A brief history of futility

In August NASA Inspector General Paul Martin published an exhaustive review of NASA ‘s efforts to develop a replacement for its Extravehicular Mobility Units, or EMUs. This is both the spacesuit and hardware that connects the suit to a spacecraft. The EMUs currently being used on orbit were designed 45 years ago for the space shuttle program, and they are in a constant state of repair.

NASA has undertaken several different programs over the previous 14 years, generally led by a NASA field center, to develop a new generation of spacesuits. NASA has spent a total of $420 million during that time on various spacesuit efforts, but this has yielded limited results. After all of this work, any new spacesuits will not be ready for a Moon landing in 2024.

“A flight-ready suit remains years away from completion,” Martin wrote in his August report. “NASA officials expect to spend over $1 billion on design, testing, qualification, and development efforts before two flight-ready suits are available for use.”

Until earlier this year, NASA’s existing plan was to build six “xEMU” suits with contractor and vendor support and then issue a contract for the production of additional suits. (These were the “Artemis suits” that appeared at a gaudy NASA headquarters event in 2019, which, in hindsight, was more style than substance.) But all of that changed in April, when NASA announced that it was considering simply buying spacesuits from private industry.

A more commercial approach

Following the April statement, NASA issued a draft request for proposals in July, which offered a stronger signal that it may no longer build its own spacesuits.
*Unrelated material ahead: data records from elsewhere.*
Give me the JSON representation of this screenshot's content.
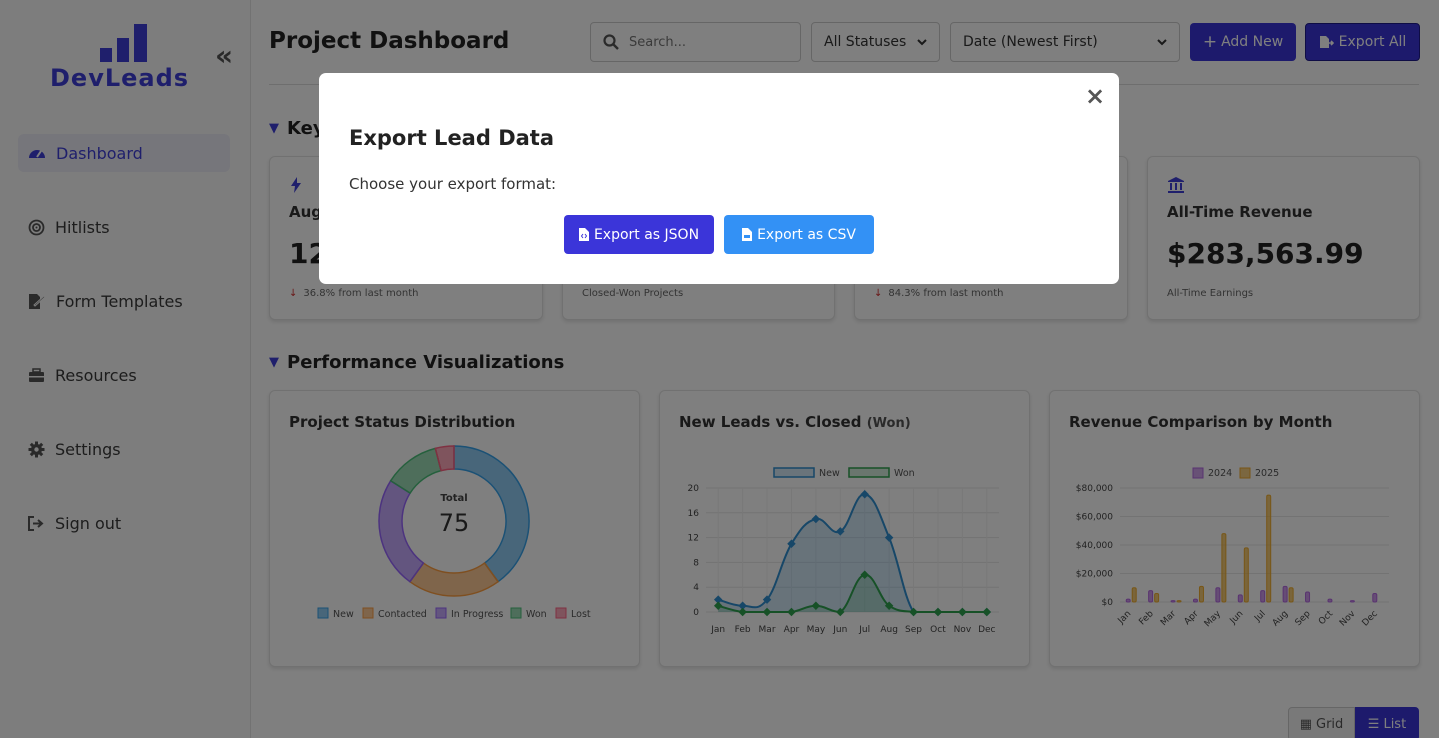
{
  "sidebar": {
    "logo": "DevLeads",
    "collapse": "«",
    "items": [
      {
        "label": "Dashboard"
      },
      {
        "label": "Hitlists"
      },
      {
        "label": "Form Templates"
      },
      {
        "label": "Resources"
      },
      {
        "label": "Settings"
      },
      {
        "label": "Sign out"
      }
    ]
  },
  "header": {
    "title": "Project Dashboard",
    "search_placeholder": "Search...",
    "status_filter": "All Statuses",
    "sort": "Date (Newest First)",
    "add_new": "Add New",
    "export_all": "Export All"
  },
  "sections": {
    "metrics": "Key Metrics",
    "performance": "Performance Visualizations"
  },
  "kpis": [
    {
      "title": "August Leads",
      "value": "12",
      "sub": "36.8% from last month"
    },
    {
      "title": "",
      "value": "",
      "sub": "Closed-Won Projects"
    },
    {
      "title": "",
      "value": "",
      "sub": "84.3% from last month"
    },
    {
      "title": "All-Time Revenue",
      "value": "$283,563.99",
      "sub": "All-Time Earnings"
    }
  ],
  "charts": {
    "status_title": "Project Status Distribution",
    "leads_title": "New Leads vs. Closed",
    "leads_title_suffix": "(Won)",
    "revenue_title": "Revenue Comparison by Month"
  },
  "chart_data": [
    {
      "type": "pie",
      "title": "Project Status Distribution",
      "center_label": "Total",
      "center_value": "75",
      "labels": [
        "New",
        "Contacted",
        "In Progress",
        "Won",
        "Lost"
      ],
      "values": [
        30,
        15,
        18,
        9,
        3
      ],
      "colors": [
        "#36a2eb",
        "#ff9f40",
        "#9966ff",
        "#4bc07a",
        "#ff6384"
      ]
    },
    {
      "type": "line",
      "title": "New Leads vs. Closed (Won)",
      "categories": [
        "Jan",
        "Feb",
        "Mar",
        "Apr",
        "May",
        "Jun",
        "Jul",
        "Aug",
        "Sep",
        "Oct",
        "Nov",
        "Dec"
      ],
      "series": [
        {
          "name": "New",
          "values": [
            2,
            1,
            2,
            11,
            15,
            13,
            19,
            12,
            0,
            0,
            0,
            0
          ],
          "color": "#2f8fd0"
        },
        {
          "name": "Won",
          "values": [
            1,
            0,
            0,
            0,
            1,
            0,
            6,
            1,
            0,
            0,
            0,
            0
          ],
          "color": "#2ea24f"
        }
      ],
      "yticks": [
        "0",
        "4",
        "8",
        "12",
        "16",
        "20"
      ],
      "ylim": [
        0,
        20
      ]
    },
    {
      "type": "bar",
      "title": "Revenue Comparison by Month",
      "categories": [
        "Jan",
        "Feb",
        "Mar",
        "Apr",
        "May",
        "Jun",
        "Jul",
        "Aug",
        "Sep",
        "Oct",
        "Nov",
        "Dec"
      ],
      "series": [
        {
          "name": "2024",
          "values": [
            2000,
            8000,
            1000,
            2000,
            10000,
            5000,
            8000,
            11000,
            7000,
            2000,
            1000,
            6000
          ],
          "color": "#b266e0"
        },
        {
          "name": "2025",
          "values": [
            10000,
            6000,
            1000,
            11000,
            48000,
            38000,
            75000,
            10000,
            0,
            0,
            0,
            0
          ],
          "color": "#f0ad2c"
        }
      ],
      "yticks": [
        "$0",
        "$20,000",
        "$40,000",
        "$60,000",
        "$80,000"
      ],
      "ylim": [
        0,
        80000
      ]
    }
  ],
  "view_toggle": {
    "grid": "Grid",
    "list": "List"
  },
  "modal": {
    "close": "×",
    "title": "Export Lead Data",
    "text": "Choose your export format:",
    "json_button": "Export as JSON",
    "csv_button": "Export as CSV"
  },
  "colors": {
    "accent": "#3b35d9",
    "csv": "#3391f5"
  }
}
In an interview with Ars after this draft request came out, one of the prospective bidders said it was clear that NASA was seeking to purchase suits rather than make them. “Like we have seen with spacecraft and rockets, I think where we’re going is a more commercial approach to spacesuits,” said Patty Stoll, president of space systems at ILC Dover. “There will be one turnkey solution from industry.”

And now, with the new industry request, NASA has done that. Bidders can use the technology NASA developed for xEMU in its proposals, or they can use their own designs, the document states. The suits must be able to meet a variety of requirements, including up to six spacewalks on the lunar surface during initial Artemis Moon missions. They must also be made of materials such that less than 100 grams of lunar regolith is brought back into the “cabin environment” after each spacewalk on the Moon. NASA plans to award a contract by next April.

This represents a fairly bold bet on industry. Previously, NASA has used fixed-price contracting to purchase cargo and crew services to the International Space Station. It also intends to buy lunar landing services in a similar manner and now seeks to extend this more purely commercial approach to spacesuits as well.

The agency really seems to be leaning into this approach. “NASA’s investment in commercial spacesuits is another way that we are fostering a new lunar economy with private partners,” Melroy said. “Similar to our partnerships in low-Earth orbit, this endeavor will create jobs and help fuel an active economy at the Moon.”



Source link

We will be happy to hear your thoughts

Leave a reply

EW STORE
Logo
Enable registration in settings - general
Compare items
  • Total (0)
Compare
0